This is the same AAPL chart with a 20 period simple moving average in blue and a 50 period exponential moving average in red. In an uptrend I will sell ½ of my position if price breaks below the 20MA and the nearest support line. If the 50 EMA is breached along with the nearest support then I’m out of the entire position. I’ve marked those areas in pink on the next chart.
Conversely, I’ll buy when price exceeds the 20 MA and the nearest resistance line and I’ll add to the position every time this occurs. I’ve marked these spots in gold.
Another strategy I use involves plotting Stochastics on my support/resistance chart. I like the slow %k Stochastics as an overbought and oversold indicator. The settings I use are an 8-3 with an 8-3-3 slow %d. As the indicator oscillates back and forth I watch for readings that are above 80. When the %k rises above 80 then I find my nearest resistance line. I put that stock in a watch list and then wait to see if it will fulfill the rest of my trading requirements to go short.
Conversely, I’ll watch the %k when it nears the 20 level. I find the nearest support and then wait to see if my trading requirements are met for going long.
Here’s a chart of ANR that I’ve marked with the areas I described.
As I write this on January, 21, 2010, the indexes have been moving up one day and moving down the next. There is no perceptible trend. Take a look at my S&P 500 chart – I’ve been watching a 20 point range between support and resistance for quite awhile. Price hasn’t been able to advance past 1148. Today, price broke support at 1128.
Imagine if you had kept support/resistance lines on only the major indexes. You’d be able to make decisions in advance and with more confidence. The more aggressive trader might even take a short position or two.
I hope you’ve found some ideas that might work for you or that you can use to build your own trading plan. Whatever method you use, remember:
Keep it simple.
Make sure that your trading plan is sound and based on verifiable results.
Obey your trading rules without hesitation.
As a kid instead of reading the comics from the newspaper I learned how to read the bid and ask columns from the stock page. My first trade was as a teenager and I got hooked on the idea of money making money. My career spans more than 20 years. After graduate school I did a short stint as a stockbroker and then ventured out and founded my own company.

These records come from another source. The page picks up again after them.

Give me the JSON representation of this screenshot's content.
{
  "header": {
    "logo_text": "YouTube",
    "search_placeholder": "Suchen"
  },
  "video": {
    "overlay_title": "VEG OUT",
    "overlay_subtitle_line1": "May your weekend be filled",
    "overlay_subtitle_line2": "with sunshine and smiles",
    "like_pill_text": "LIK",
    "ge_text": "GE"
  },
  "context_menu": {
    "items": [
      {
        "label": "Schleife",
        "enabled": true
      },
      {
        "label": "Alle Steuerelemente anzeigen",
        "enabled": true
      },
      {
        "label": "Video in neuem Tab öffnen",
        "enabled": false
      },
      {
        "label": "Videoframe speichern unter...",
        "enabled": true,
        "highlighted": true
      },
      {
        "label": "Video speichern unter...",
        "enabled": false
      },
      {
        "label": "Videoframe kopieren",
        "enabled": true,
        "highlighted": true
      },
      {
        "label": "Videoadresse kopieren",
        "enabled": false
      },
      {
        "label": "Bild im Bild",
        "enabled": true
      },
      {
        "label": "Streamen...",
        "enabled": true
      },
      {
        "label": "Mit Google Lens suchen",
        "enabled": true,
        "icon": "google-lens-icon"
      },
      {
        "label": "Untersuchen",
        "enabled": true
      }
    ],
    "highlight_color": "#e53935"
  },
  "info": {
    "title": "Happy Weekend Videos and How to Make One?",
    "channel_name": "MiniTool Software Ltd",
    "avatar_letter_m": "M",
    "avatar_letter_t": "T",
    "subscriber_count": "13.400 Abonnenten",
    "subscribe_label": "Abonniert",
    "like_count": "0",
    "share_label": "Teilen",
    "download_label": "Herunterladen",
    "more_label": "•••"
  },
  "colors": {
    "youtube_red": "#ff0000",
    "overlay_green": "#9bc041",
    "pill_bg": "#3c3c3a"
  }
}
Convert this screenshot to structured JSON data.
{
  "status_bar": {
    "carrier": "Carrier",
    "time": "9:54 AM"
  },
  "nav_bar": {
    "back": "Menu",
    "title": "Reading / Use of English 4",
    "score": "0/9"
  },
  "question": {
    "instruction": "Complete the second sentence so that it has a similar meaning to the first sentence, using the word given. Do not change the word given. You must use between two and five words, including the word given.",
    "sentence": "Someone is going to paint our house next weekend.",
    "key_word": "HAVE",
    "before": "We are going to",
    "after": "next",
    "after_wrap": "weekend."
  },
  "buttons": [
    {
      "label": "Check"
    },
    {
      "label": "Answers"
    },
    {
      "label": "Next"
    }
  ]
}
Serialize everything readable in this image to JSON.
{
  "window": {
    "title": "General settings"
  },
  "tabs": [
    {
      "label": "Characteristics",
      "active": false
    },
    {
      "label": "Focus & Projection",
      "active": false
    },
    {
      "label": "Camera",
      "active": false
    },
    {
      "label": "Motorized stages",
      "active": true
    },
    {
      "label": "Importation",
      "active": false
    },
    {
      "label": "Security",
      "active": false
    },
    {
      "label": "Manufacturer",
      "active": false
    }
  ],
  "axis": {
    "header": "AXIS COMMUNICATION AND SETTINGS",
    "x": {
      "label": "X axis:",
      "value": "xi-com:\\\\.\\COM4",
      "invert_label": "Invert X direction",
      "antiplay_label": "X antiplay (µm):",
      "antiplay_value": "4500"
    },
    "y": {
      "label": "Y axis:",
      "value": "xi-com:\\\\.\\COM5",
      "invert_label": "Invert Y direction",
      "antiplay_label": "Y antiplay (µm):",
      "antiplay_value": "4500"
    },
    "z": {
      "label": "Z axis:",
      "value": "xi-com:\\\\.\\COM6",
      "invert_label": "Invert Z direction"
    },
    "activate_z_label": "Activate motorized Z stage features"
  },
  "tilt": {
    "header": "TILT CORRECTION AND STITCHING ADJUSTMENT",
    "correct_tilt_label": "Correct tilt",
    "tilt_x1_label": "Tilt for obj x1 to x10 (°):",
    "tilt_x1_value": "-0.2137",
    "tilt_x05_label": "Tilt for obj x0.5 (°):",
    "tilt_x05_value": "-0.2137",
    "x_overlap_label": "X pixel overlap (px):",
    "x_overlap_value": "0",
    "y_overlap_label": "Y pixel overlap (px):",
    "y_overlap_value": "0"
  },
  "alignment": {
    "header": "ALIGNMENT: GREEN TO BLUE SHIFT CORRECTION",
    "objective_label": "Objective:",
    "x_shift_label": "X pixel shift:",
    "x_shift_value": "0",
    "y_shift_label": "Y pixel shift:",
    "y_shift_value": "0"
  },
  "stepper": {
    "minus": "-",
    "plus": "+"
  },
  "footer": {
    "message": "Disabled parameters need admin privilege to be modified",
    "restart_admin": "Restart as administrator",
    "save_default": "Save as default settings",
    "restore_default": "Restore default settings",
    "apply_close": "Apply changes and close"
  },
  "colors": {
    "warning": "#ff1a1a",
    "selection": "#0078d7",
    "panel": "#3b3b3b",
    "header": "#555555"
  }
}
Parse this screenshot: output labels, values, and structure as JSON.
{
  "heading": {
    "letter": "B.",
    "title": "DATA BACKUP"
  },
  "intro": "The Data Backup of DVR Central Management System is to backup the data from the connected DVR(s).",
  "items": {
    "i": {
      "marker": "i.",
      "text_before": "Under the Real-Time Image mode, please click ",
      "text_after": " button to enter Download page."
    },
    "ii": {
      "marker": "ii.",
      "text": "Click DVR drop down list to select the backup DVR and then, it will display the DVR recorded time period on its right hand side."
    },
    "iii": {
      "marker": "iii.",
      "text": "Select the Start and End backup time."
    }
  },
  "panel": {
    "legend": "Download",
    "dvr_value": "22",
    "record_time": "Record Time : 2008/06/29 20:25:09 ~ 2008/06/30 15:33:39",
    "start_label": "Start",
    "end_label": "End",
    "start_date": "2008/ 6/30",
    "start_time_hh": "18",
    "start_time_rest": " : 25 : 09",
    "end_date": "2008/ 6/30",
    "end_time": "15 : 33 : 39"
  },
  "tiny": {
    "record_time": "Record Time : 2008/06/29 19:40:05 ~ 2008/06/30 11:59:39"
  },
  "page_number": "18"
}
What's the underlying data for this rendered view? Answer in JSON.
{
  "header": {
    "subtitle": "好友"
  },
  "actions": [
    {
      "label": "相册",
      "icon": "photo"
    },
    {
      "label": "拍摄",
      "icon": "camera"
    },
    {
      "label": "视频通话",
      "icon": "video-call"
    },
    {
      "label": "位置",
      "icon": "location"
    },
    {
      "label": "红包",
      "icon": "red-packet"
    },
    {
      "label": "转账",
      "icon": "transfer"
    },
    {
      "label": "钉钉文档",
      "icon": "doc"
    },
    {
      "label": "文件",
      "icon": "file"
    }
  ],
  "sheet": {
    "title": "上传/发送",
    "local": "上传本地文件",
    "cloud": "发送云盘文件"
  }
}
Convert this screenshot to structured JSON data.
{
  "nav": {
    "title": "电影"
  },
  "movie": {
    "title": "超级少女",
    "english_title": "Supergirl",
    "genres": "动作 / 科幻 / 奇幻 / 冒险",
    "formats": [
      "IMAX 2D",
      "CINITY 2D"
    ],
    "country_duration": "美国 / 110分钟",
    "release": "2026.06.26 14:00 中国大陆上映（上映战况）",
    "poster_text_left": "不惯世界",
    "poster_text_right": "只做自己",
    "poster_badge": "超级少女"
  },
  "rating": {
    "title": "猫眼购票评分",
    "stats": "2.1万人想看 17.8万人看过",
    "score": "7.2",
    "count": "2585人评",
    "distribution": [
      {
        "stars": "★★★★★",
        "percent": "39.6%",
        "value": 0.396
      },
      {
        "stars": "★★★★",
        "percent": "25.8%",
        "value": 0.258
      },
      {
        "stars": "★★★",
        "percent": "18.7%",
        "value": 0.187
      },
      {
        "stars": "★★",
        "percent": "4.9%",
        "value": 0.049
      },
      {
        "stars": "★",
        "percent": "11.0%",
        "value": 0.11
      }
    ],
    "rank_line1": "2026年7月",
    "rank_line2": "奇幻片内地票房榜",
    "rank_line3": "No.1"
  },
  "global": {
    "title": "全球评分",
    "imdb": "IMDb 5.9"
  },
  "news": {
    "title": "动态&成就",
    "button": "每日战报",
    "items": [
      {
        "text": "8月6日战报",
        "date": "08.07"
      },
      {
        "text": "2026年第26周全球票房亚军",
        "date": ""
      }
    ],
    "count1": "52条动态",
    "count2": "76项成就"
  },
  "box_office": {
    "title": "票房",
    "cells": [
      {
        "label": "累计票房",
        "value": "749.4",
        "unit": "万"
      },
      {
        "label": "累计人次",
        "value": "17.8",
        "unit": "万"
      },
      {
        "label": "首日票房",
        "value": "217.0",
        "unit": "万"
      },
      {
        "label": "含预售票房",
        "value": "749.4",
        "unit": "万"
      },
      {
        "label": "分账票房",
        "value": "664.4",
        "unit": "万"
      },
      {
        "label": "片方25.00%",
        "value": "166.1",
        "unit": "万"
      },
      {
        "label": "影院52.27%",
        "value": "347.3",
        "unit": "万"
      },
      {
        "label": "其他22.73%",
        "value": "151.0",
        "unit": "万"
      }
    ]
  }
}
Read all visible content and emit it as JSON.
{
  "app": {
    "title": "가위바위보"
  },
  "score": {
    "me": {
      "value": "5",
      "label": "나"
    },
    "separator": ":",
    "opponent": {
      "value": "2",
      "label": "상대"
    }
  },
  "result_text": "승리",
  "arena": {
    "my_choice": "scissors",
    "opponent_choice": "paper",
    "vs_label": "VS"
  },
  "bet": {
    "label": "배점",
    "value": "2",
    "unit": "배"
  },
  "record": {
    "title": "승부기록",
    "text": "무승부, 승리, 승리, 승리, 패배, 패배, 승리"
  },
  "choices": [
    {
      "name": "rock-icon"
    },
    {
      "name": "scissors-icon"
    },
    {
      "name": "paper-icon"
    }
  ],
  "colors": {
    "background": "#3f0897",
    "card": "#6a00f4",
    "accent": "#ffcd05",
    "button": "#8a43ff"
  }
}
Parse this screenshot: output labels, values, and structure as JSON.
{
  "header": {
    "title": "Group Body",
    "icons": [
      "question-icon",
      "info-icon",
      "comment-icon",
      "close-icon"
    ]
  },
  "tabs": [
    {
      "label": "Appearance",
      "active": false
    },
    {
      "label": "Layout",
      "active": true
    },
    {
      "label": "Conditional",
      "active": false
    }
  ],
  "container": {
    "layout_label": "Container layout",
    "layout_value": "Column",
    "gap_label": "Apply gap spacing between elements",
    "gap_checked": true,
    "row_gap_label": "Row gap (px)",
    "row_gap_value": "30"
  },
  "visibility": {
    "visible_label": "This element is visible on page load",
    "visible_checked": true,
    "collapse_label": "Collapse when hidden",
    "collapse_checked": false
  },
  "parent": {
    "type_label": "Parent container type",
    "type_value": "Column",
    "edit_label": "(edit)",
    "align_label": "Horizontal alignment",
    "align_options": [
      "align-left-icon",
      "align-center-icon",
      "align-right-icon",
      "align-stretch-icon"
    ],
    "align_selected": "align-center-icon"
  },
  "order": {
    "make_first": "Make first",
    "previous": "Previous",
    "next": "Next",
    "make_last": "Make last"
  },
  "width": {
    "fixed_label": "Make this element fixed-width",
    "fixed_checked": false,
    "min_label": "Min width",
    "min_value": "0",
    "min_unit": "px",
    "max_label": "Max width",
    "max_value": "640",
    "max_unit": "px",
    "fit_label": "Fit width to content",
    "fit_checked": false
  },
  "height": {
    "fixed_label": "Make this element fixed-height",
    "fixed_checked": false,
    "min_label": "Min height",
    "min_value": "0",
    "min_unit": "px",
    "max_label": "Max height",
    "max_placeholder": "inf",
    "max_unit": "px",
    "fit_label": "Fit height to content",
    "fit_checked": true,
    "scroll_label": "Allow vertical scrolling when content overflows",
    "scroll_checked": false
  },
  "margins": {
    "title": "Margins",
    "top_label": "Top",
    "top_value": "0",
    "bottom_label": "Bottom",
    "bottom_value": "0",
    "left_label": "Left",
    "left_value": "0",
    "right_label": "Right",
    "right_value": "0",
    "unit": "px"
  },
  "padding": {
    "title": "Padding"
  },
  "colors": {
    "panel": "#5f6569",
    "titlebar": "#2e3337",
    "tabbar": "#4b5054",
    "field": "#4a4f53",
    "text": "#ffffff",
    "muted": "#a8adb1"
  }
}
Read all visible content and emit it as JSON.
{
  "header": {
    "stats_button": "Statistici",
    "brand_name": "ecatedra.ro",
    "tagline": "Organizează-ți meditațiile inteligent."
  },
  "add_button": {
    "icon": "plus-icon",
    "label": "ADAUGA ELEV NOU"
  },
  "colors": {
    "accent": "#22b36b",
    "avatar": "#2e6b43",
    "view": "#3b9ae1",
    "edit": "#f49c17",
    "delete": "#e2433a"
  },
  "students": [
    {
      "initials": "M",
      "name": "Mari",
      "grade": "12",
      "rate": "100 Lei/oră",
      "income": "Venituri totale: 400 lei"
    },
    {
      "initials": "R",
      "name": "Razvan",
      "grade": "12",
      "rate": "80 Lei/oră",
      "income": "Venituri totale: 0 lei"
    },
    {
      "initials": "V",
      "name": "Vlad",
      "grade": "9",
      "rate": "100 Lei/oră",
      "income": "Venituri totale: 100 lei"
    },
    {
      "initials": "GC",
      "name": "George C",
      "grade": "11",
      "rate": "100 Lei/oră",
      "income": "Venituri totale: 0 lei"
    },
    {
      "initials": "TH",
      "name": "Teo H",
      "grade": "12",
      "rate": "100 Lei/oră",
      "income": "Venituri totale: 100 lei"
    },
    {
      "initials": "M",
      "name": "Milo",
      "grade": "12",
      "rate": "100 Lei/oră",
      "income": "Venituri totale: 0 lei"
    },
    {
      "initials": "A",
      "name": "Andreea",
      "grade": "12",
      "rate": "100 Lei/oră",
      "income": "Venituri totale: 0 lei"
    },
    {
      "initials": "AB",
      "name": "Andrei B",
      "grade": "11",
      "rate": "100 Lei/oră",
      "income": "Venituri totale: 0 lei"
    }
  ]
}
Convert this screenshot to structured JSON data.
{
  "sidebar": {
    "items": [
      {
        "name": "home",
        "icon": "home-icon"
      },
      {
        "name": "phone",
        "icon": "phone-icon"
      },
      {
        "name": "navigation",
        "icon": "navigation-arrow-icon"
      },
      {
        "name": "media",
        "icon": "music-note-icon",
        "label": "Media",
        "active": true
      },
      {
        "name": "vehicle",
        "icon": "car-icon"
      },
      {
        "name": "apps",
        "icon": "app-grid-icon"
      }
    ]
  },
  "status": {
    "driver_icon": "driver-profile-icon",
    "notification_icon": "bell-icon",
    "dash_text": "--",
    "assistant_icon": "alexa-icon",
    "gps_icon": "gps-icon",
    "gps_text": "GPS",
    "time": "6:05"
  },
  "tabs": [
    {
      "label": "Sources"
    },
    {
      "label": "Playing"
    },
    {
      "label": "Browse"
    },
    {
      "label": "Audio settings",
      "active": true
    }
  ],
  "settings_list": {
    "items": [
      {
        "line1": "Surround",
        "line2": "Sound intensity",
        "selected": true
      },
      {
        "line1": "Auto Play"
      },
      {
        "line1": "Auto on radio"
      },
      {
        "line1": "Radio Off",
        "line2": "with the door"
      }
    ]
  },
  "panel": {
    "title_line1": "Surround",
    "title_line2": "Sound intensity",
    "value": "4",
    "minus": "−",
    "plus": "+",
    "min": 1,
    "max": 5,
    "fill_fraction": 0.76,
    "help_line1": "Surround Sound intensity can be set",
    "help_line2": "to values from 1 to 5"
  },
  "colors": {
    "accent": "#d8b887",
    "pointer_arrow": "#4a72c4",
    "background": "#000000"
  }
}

Today I trade only my account and offer advice to a few close friends.
Educational material can be found at my website: www.TradingSystemsSite.com.
Current market commentary on the blog: www.WealthWizardsWorld.wordpress.com